And that, leads us on to a point we’ve made on our podcast. But we have to point out the foresight of United legend Gordon Hill on this one. We’ve sometimes been challenged on what has been perceived as negativity but ‘Merlin’ has often made the point that United’s true quality will be discovered when they come up against a quality opponent.
The evidence of today suggests that the points made above – while hardly rocket science – are salient conclusions and problems that will prove impossible to resolve until January at the earliest. So, we should expect the time until then to be a bumpy ride. Fasten your seatbelts, kids.
It’s ten years ago to the month since United were last 3-0 down at half time in a Premier League game. That was at Middlesbrough, a game which finished 4-1 and is most memorable for prompting the infamous Roy Keane MUTV rant which never aired, but cost him his employment at the club.
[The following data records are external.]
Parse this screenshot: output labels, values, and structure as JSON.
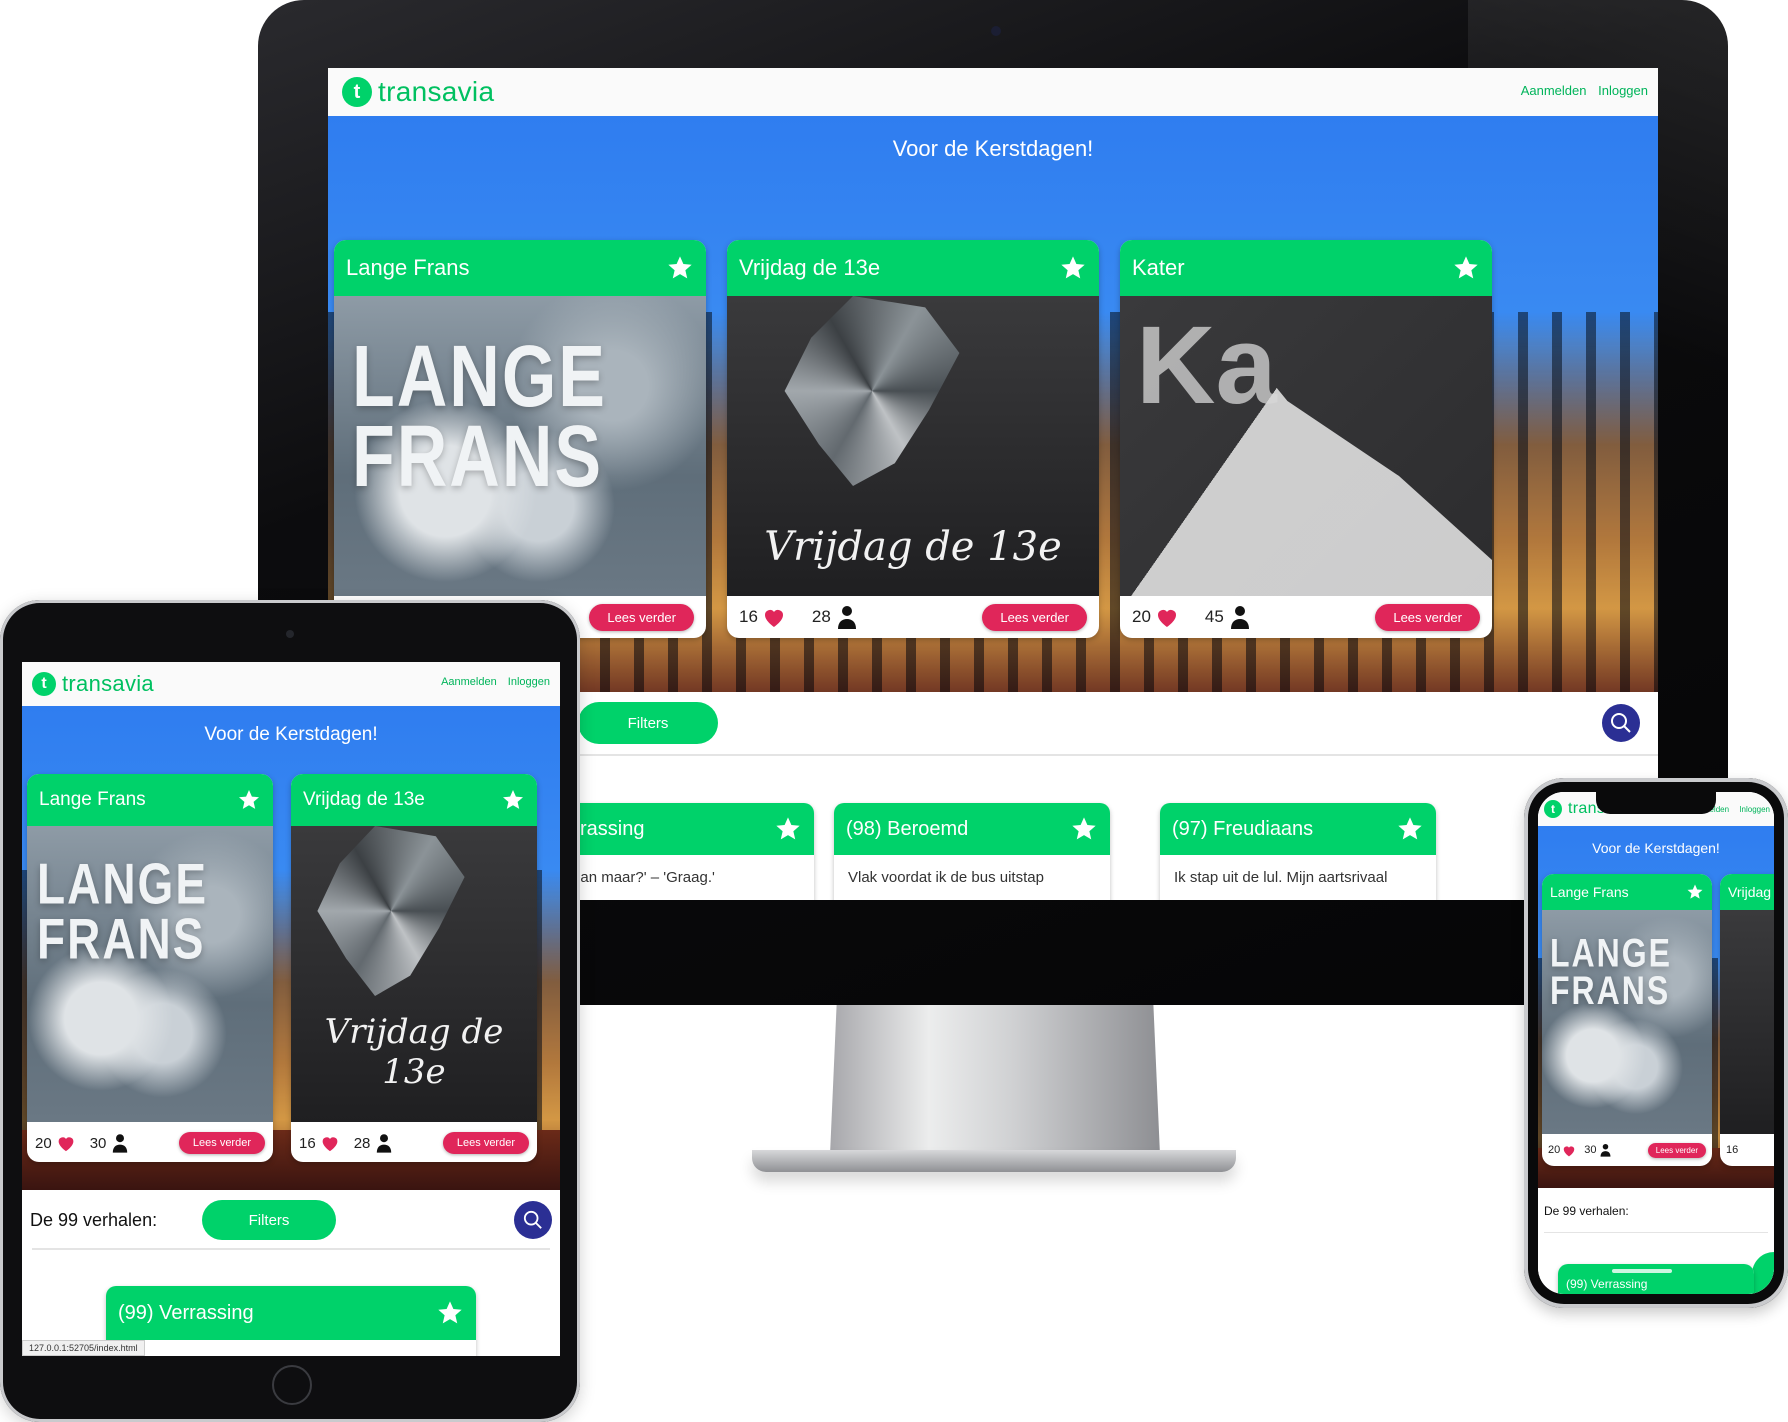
{
  "app": {
    "brand": "transavia",
    "logo_letter": "t",
    "nav": {
      "register": "Aanmelden",
      "login": "Inloggen"
    },
    "hero_title": "Voor de Kerstdagen!",
    "featured": [
      {
        "title": "Lange Frans",
        "image_text": "LANGE FRANS",
        "likes": "20",
        "readers": "30",
        "cta": "Lees verder"
      },
      {
        "title": "Vrijdag de 13e",
        "image_text": "Vrijdag de 13e",
        "likes": "16",
        "readers": "28",
        "cta": "Lees verder"
      },
      {
        "title": "Kater",
        "image_text": "Ka",
        "likes": "20",
        "readers": "45",
        "cta": "Lees verder"
      }
    ],
    "stories_heading": "De 99 verhalen:",
    "filters_label": "Filters",
    "stories": [
      {
        "title": "(99) Verrassing",
        "monitor_title": "Verrassing",
        "snippet": "tie dan maar?' – 'Graag.'"
      },
      {
        "title": "(98) Beroemd",
        "snippet": "Vlak voordat ik de bus uitstap"
      },
      {
        "title": "(97) Freudiaans",
        "snippet": "Ik stap uit de lul. Mijn aartsrivaal"
      }
    ],
    "status_url": "127.0.0.1:52705/index.html",
    "phone_story_partial": "(99) Verrassing"
  },
  "colors": {
    "green": "#00d26a",
    "pink": "#e0265a",
    "navy": "#2b2f94",
    "sky": "#3b8cf2"
  },
  "icons": [
    "star-icon",
    "heart-icon",
    "person-icon",
    "search-icon",
    "transavia-logo-icon"
  ]
}
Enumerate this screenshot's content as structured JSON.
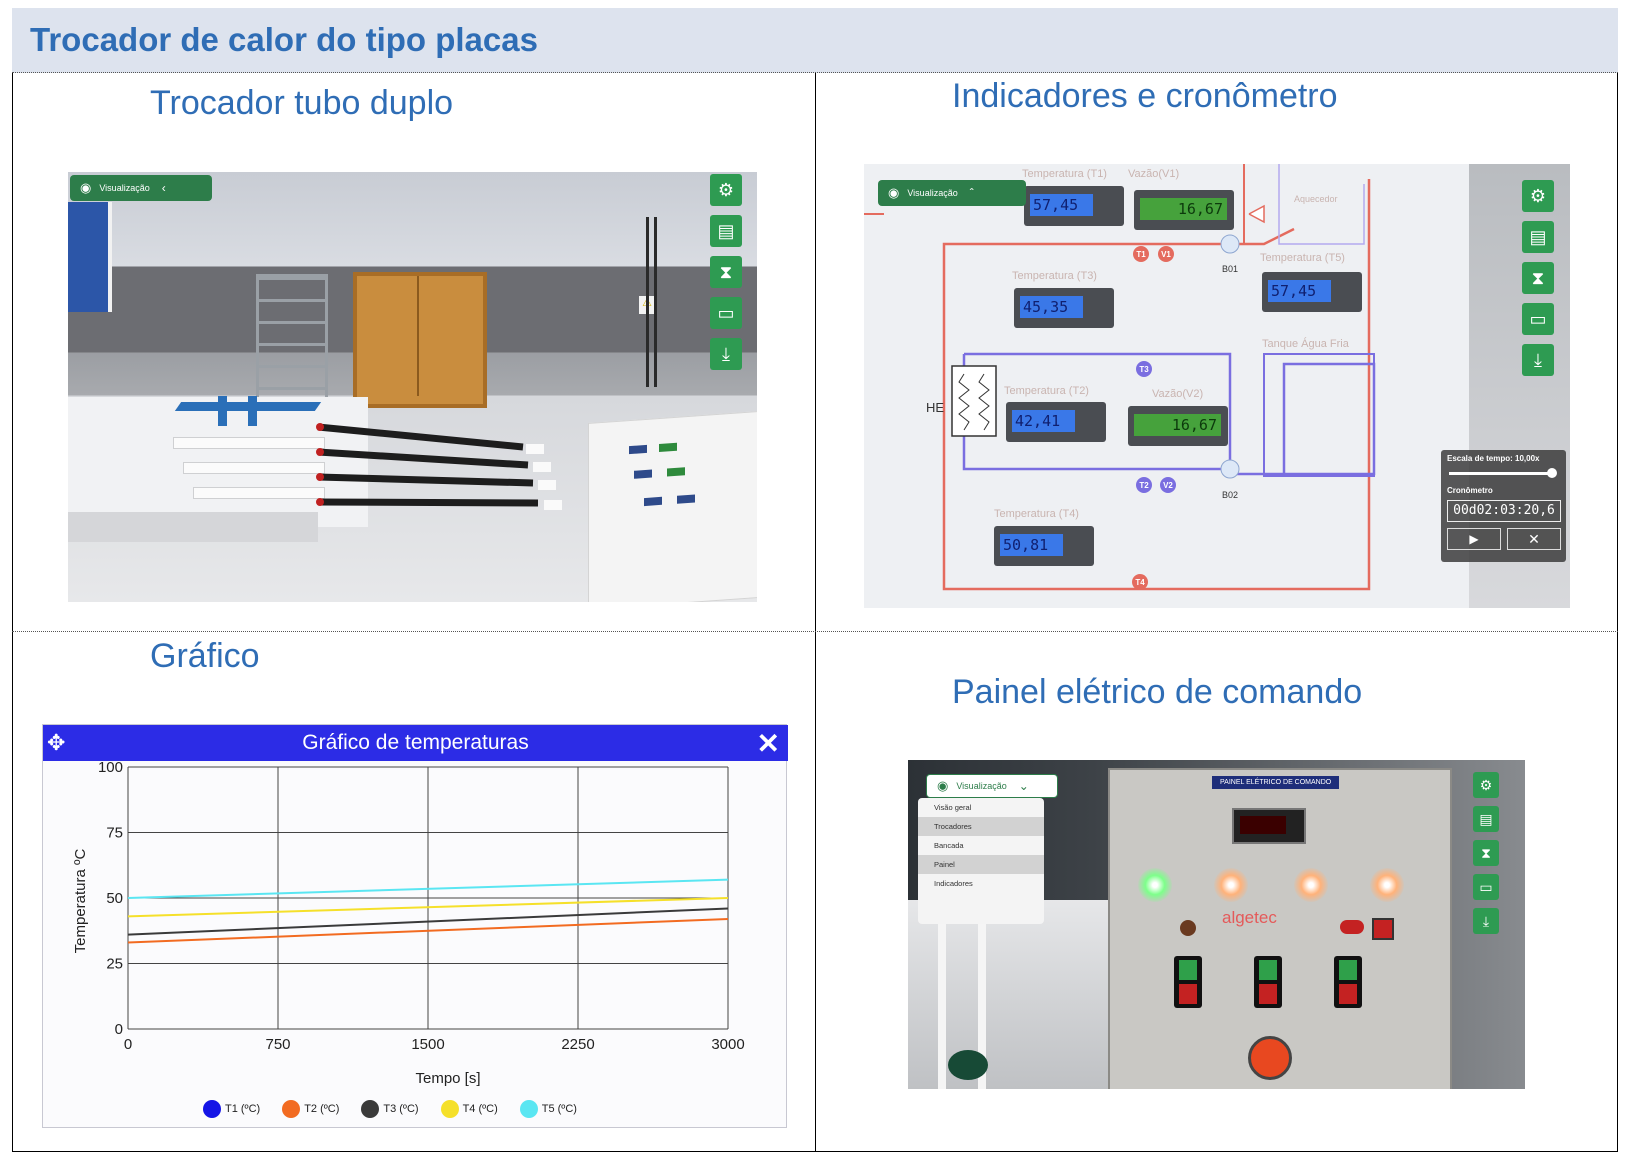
{
  "header": {
    "title": "Trocador de calor do tipo placas"
  },
  "sections": {
    "tubo": "Trocador tubo duplo",
    "indicadores": "Indicadores e cronômetro",
    "grafico": "Gráfico",
    "painel": "Painel elétrico de comando"
  },
  "viewer": {
    "visualizacao": "Visualização"
  },
  "indicators": {
    "t1": {
      "label": "Temperatura (T1)",
      "value": "57,45"
    },
    "v1": {
      "label": "Vazão(V1)",
      "value": "16,67"
    },
    "t3": {
      "label": "Temperatura (T3)",
      "value": "45,35"
    },
    "t5": {
      "label": "Temperatura (T5)",
      "value": "57,45"
    },
    "t2": {
      "label": "Temperatura (T2)",
      "value": "42,41"
    },
    "v2": {
      "label": "Vazão(V2)",
      "value": "16,67"
    },
    "t4": {
      "label": "Temperatura (T4)",
      "value": "50,81"
    },
    "tank": "Tanque Água Fria",
    "aquecedor": "Aquecedor",
    "he": "HE",
    "b01": "B01",
    "b02": "B02",
    "sensors": {
      "T1": "T1",
      "V1": "V1",
      "T3": "T3",
      "T2": "T2",
      "V2": "V2",
      "T4": "T4"
    }
  },
  "timer": {
    "scale_label": "Escala de tempo: 10,00x",
    "scale_fraction": 0.97,
    "chrono_label": "Cronômetro",
    "chrono_value": "00d02:03:20,6"
  },
  "chart_data": {
    "type": "line",
    "title": "Gráfico de temperaturas",
    "xlabel": "Tempo [s]",
    "ylabel": "Temperatura ºC",
    "xlim": [
      0,
      3000
    ],
    "ylim": [
      0,
      100
    ],
    "xticks": [
      0,
      750,
      1500,
      2250,
      3000
    ],
    "yticks": [
      0,
      25,
      50,
      75,
      100
    ],
    "grid": true,
    "legend_position": "bottom",
    "series": [
      {
        "name": "T1 (ºC)",
        "color": "#1414e6",
        "x": [
          0,
          3000
        ],
        "y": [
          null,
          null
        ]
      },
      {
        "name": "T2 (ºC)",
        "color": "#f26b21",
        "x": [
          0,
          3000
        ],
        "y": [
          33,
          42
        ]
      },
      {
        "name": "T3 (ºC)",
        "color": "#3a3a3a",
        "x": [
          0,
          3000
        ],
        "y": [
          36,
          46
        ]
      },
      {
        "name": "T4 (ºC)",
        "color": "#f5e02a",
        "x": [
          0,
          3000
        ],
        "y": [
          43,
          50
        ]
      },
      {
        "name": "T5 (ºC)",
        "color": "#5ae6f2",
        "x": [
          0,
          3000
        ],
        "y": [
          50,
          57
        ]
      }
    ]
  },
  "panel": {
    "title": "PAINEL ELÉTRICO DE COMANDO",
    "brand": "algetec",
    "menu_items": [
      "Visão geral",
      "Trocadores",
      "Bancada",
      "Painel",
      "Indicadores"
    ]
  },
  "colors": {
    "title_blue": "#2f6db5",
    "toolbar_green": "#2e9b52",
    "hot_line": "#e46b5e",
    "cold_line": "#7a6ee0"
  }
}
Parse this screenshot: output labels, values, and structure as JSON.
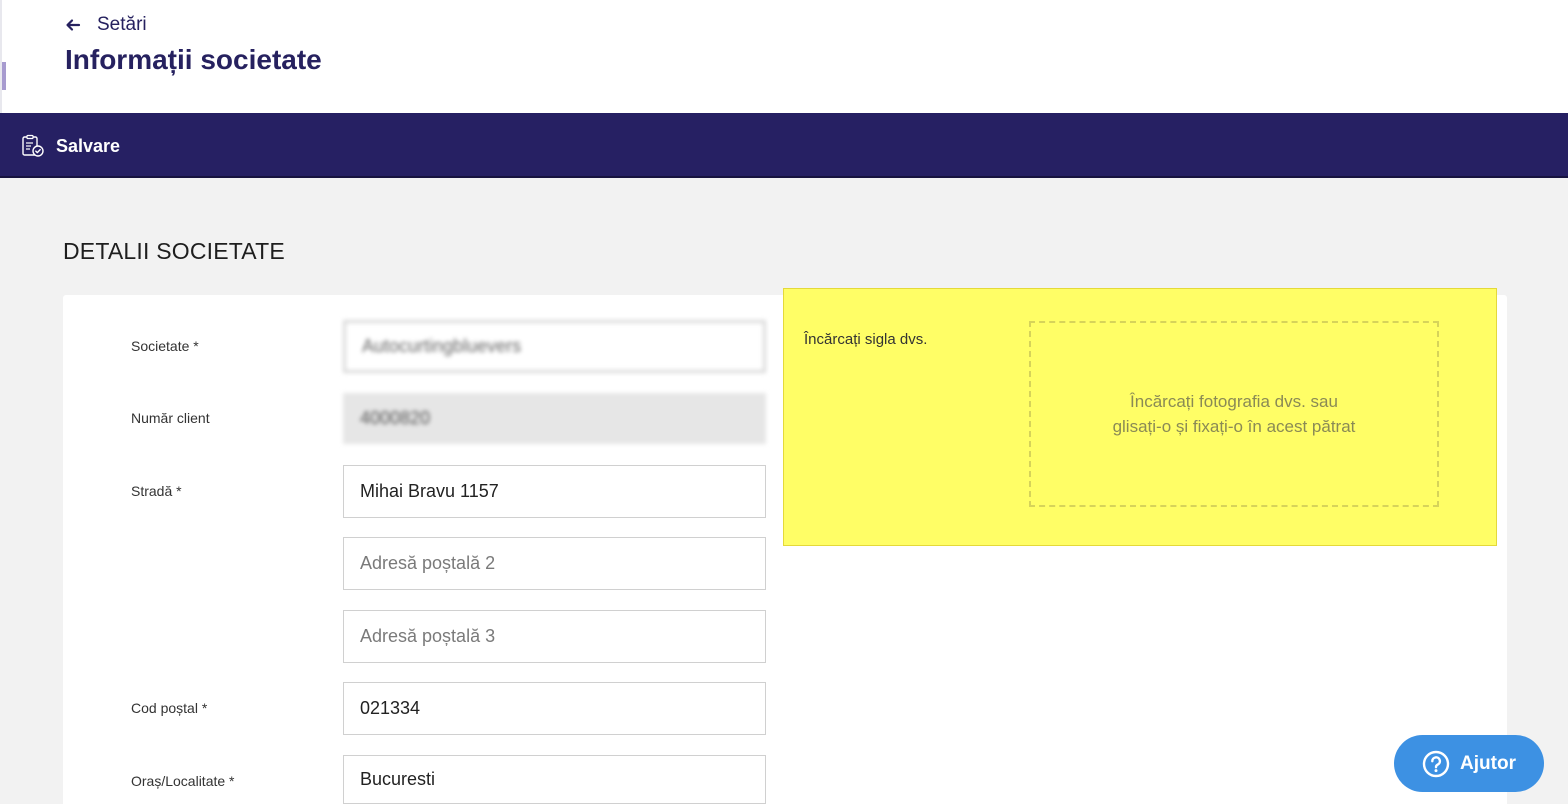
{
  "header": {
    "back_label": "Setări",
    "title": "Informații societate"
  },
  "toolbar": {
    "save_label": "Salvare"
  },
  "section": {
    "heading": "DETALII SOCIETATE"
  },
  "form": {
    "company_label": "Societate *",
    "company_value": "Autocurtingbluevers",
    "client_number_label": "Număr client",
    "client_number_value": "4000820",
    "street_label": "Stradă *",
    "street_value": "Mihai Bravu 1157",
    "address2_placeholder": "Adresă poștală 2",
    "address3_placeholder": "Adresă poștală 3",
    "postal_code_label": "Cod poștal *",
    "postal_code_value": "021334",
    "city_label": "Oraș/Localitate *",
    "city_value": "Bucuresti"
  },
  "upload": {
    "label": "Încărcați sigla dvs.",
    "drop_line1": "Încărcați fotografia dvs. sau",
    "drop_line2": "glisați-o și fixați-o în acest pătrat",
    "highlight_color": "#fffe66"
  },
  "help": {
    "label": "Ajutor"
  },
  "colors": {
    "brand": "#262063",
    "help_button": "#3d91e3"
  }
}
If there are parallels to be drawn it is in the lack of leadership. Wayne Rooney has been club captain for just over a year and, despite all of the reasonable suggestions earlier in his career that indicated he was a sure fire certainty for the skipper’s armband for club and country, now that he has achieved them, he is not showing the sort of form worthy of either accolade.
Rooney wasn’t to blame for today’s debacle but it was extremely evident that he would not provide the inspiration for a recovery; and, even in the darkest moments, this is the least you require of the captain of the most successful club in the country, if not in himself then at least in inspiring it from others.
It is ridiculous to suggest that Rooney be subjected to the same fate as Keane (as much as some naysayers may wish it) but it is now far past the point of debating whether it would be fair to drop him. Of course it would, and even bearing in mind the scarcity of options, James Wilson – or, whisper it, Marouane Fellaini – may be worth a try from the start. If the least that it does is motivate Rooney to discover some form then it will be a worthwhile exercise, but it is clearly now one that needs to be taken sooner rather than later. Whether Louis van Gaal is bold enough to do so isn’t a question that should be asked of a manager who sold off Robin van Persie, a player who was deemed to be his golden boy less than 12 months before, and that’s without referencing the Angel Di Maria episode.
History repeating (2)
There ought to be a caveat to the above point, but it’s strong enough to stand as a separate one. There were a few players singled out by Keane in that 2005 rant and those were said to include Darren Fletcher and John O’Shea. There were even question marks over Cristiano Ronaldo’s potential, with his periods of inconsistency and frustrating decision making being cited as reasons that he should possibly be moved on.
And just as then, there are players being doubted today. Memphis Depay’s ineffectual performance, Daley Blind’s shakiness against speed and strength, and even Schweinsteiger’s capability to cope with the pace of these top games were all called into question today.
There is enough potential in this United side in terms of the players that Louis van Gaal has brought in himself but the question has to be asked whether the manager is doing them more harm than good? Even against Wolfsburg, the side had to go down to be cajoled into a tempo which was more reminiscent of a United side the supporters are used to seeing.
There’s so much disjointedness in the team that there is sensibility and justification with those with concerns and sensibility and justification for those who have hope. However, if you want to see how dangerous a debate about the half empty and half full glass can be, you need look no further than today’s opponents – time isn’t running out for Van Gaal, far from it, but further tangible signs of progress are required from his management, and it looks as if the next three months will provide many of the answers for those for and still undecided about the manager.